------ Supplied data

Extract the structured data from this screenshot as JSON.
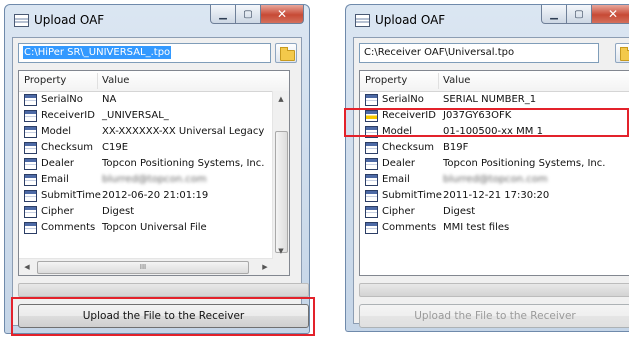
{
  "colors": {
    "highlight": "#e3222b",
    "selection": "#3399ff",
    "close_button": "#c74a35"
  },
  "left_window": {
    "title": "Upload OAF",
    "path": "C:\\HiPer SR\\_UNIVERSAL_.tpo",
    "columns": {
      "property": "Property",
      "value": "Value"
    },
    "rows": [
      {
        "property": "SerialNo",
        "value": "NA"
      },
      {
        "property": "ReceiverID",
        "value": "_UNIVERSAL_"
      },
      {
        "property": "Model",
        "value": "XX-XXXXXX-XX Universal Legacy"
      },
      {
        "property": "Checksum",
        "value": "C19E"
      },
      {
        "property": "Dealer",
        "value": "Topcon Positioning Systems, Inc."
      },
      {
        "property": "Email",
        "value": "blurred@topcon.com"
      },
      {
        "property": "SubmitTime",
        "value": "2012-06-20 21:01:19"
      },
      {
        "property": "Cipher",
        "value": "Digest"
      },
      {
        "property": "Comments",
        "value": "Topcon Universal File"
      }
    ],
    "hscroll_thumb": "III",
    "upload_button": "Upload the File to the Receiver"
  },
  "right_window": {
    "title": "Upload OAF",
    "path": "C:\\Receiver OAF\\Universal.tpo",
    "columns": {
      "property": "Property",
      "value": "Value"
    },
    "rows": [
      {
        "property": "SerialNo",
        "value": "SERIAL NUMBER_1"
      },
      {
        "property": "ReceiverID",
        "value": "J037GY63OFK"
      },
      {
        "property": "Model",
        "value": "01-100500-xx MM 1"
      },
      {
        "property": "Checksum",
        "value": "B19F"
      },
      {
        "property": "Dealer",
        "value": "Topcon Positioning Systems, Inc."
      },
      {
        "property": "Email",
        "value": "blurred@topcon.com"
      },
      {
        "property": "SubmitTime",
        "value": "2011-12-21 17:30:20"
      },
      {
        "property": "Cipher",
        "value": "Digest"
      },
      {
        "property": "Comments",
        "value": "MMI test files"
      }
    ],
    "upload_button": "Upload the File to the Receiver"
  }
}
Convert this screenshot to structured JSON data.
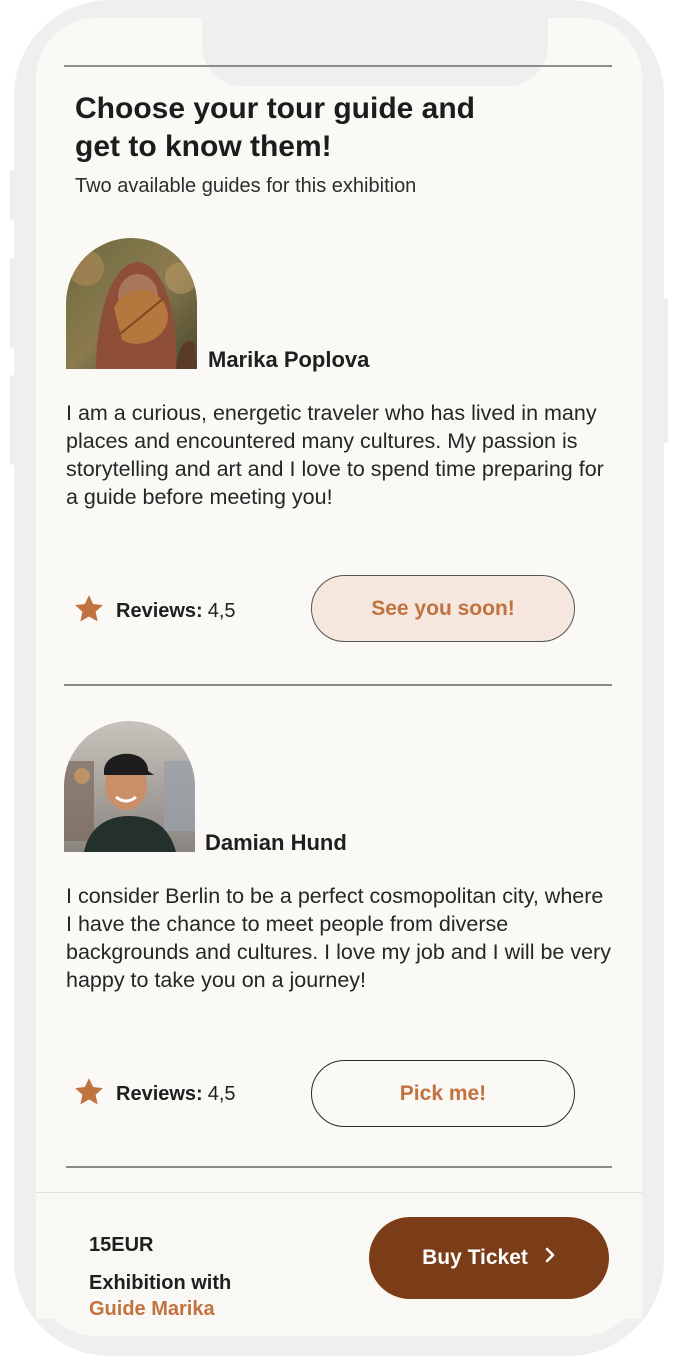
{
  "header": {
    "title": "Choose your tour guide and get to know them!",
    "subtitle": "Two available guides for this exhibition"
  },
  "guides": [
    {
      "name": "Marika Poplova",
      "bio": "I am a curious, energetic traveler who has lived in many places and encountered many cultures. My passion is storytelling and art and I love to spend time preparing for a guide before meeting you!",
      "reviews_label": "Reviews:",
      "reviews_value": "4,5",
      "button_label": "See you soon!",
      "selected": true,
      "icon": "star-icon"
    },
    {
      "name": "Damian Hund",
      "bio": "I consider Berlin to be a perfect cosmopolitan city, where I have the chance to meet people from diverse backgrounds and cultures. I love my job and I will be very happy to take you on a journey!",
      "reviews_label": "Reviews:",
      "reviews_value": "4,5",
      "button_label": "Pick me!",
      "selected": false,
      "icon": "star-icon"
    }
  ],
  "footer": {
    "price": "15EUR",
    "summary_line": "Exhibition with",
    "summary_guide": "Guide Marika",
    "buy_label": "Buy Ticket"
  },
  "colors": {
    "accent": "#c0733f",
    "buy_button": "#7b3d17",
    "selected_button_bg": "#f5e7dd",
    "screen_bg": "#fbf9f5"
  }
}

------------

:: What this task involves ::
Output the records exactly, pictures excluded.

:: Answer for the task ::
Extract the structured data from this screenshot as JSON.
{
  "colors": {
    "highlight": "#e3222b",
    "selection": "#3399ff",
    "close_button": "#c74a35"
  },
  "left_window": {
    "title": "Upload OAF",
    "path": "C:\\HiPer SR\\_UNIVERSAL_.tpo",
    "columns": {
      "property": "Property",
      "value": "Value"
    },
    "rows": [
      {
        "property": "SerialNo",
        "value": "NA"
      },
      {
        "property": "ReceiverID",
        "value": "_UNIVERSAL_"
      },
      {
        "property": "Model",
        "value": "XX-XXXXXX-XX Universal Legacy"
      },
      {
        "property": "Checksum",
        "value": "C19E"
      },
      {
        "property": "Dealer",
        "value": "Topcon Positioning Systems, Inc."
      },
      {
        "property": "Email",
        "value": "blurred@topcon.com"
      },
      {
        "property": "SubmitTime",
        "value": "2012-06-20 21:01:19"
      },
      {
        "property": "Cipher",
        "value": "Digest"
      },
      {
        "property": "Comments",
        "value": "Topcon Universal File"
      }
    ],
    "hscroll_thumb": "III",
    "upload_button": "Upload the File to the Receiver"
  },
  "right_window": {
    "title": "Upload OAF",
    "path": "C:\\Receiver OAF\\Universal.tpo",
    "columns": {
      "property": "Property",
      "value": "Value"
    },
    "rows": [
      {
        "property": "SerialNo",
        "value": "SERIAL NUMBER_1"
      },
      {
        "property": "ReceiverID",
        "value": "J037GY63OFK"
      },
      {
        "property": "Model",
        "value": "01-100500-xx MM 1"
      },
      {
        "property": "Checksum",
        "value": "B19F"
      },
      {
        "property": "Dealer",
        "value": "Topcon Positioning Systems, Inc."
      },
      {
        "property": "Email",
        "value": "blurred@topcon.com"
      },
      {
        "property": "SubmitTime",
        "value": "2011-12-21 17:30:20"
      },
      {
        "property": "Cipher",
        "value": "Digest"
      },
      {
        "property": "Comments",
        "value": "MMI test files"
      }
    ],
    "upload_button": "Upload the File to the Receiver"
  }
}
Convert this screenshot to structured JSON data.
{
  "header": {
    "title": "Choose your tour guide and get to know them!",
    "subtitle": "Two available guides for this exhibition"
  },
  "guides": [
    {
      "name": "Marika Poplova",
      "bio": "I am a curious, energetic traveler who has lived in many places and encountered many cultures. My passion is storytelling and art and I love to spend time preparing for a guide before meeting you!",
      "reviews_label": "Reviews:",
      "reviews_value": "4,5",
      "button_label": "See you soon!",
      "selected": true,
      "icon": "star-icon"
    },
    {
      "name": "Damian Hund",
      "bio": "I consider Berlin to be a perfect cosmopolitan city, where I have the chance to meet people from diverse backgrounds and cultures. I love my job and I will be very happy to take you on a journey!",
      "reviews_label": "Reviews:",
      "reviews_value": "4,5",
      "button_label": "Pick me!",
      "selected": false,
      "icon": "star-icon"
    }
  ],
  "footer": {
    "price": "15EUR",
    "summary_line": "Exhibition with",
    "summary_guide": "Guide Marika",
    "buy_label": "Buy Ticket"
  },
  "colors": {
    "accent": "#c0733f",
    "buy_button": "#7b3d17",
    "selected_button_bg": "#f5e7dd",
    "screen_bg": "#fbf9f5"
  }
}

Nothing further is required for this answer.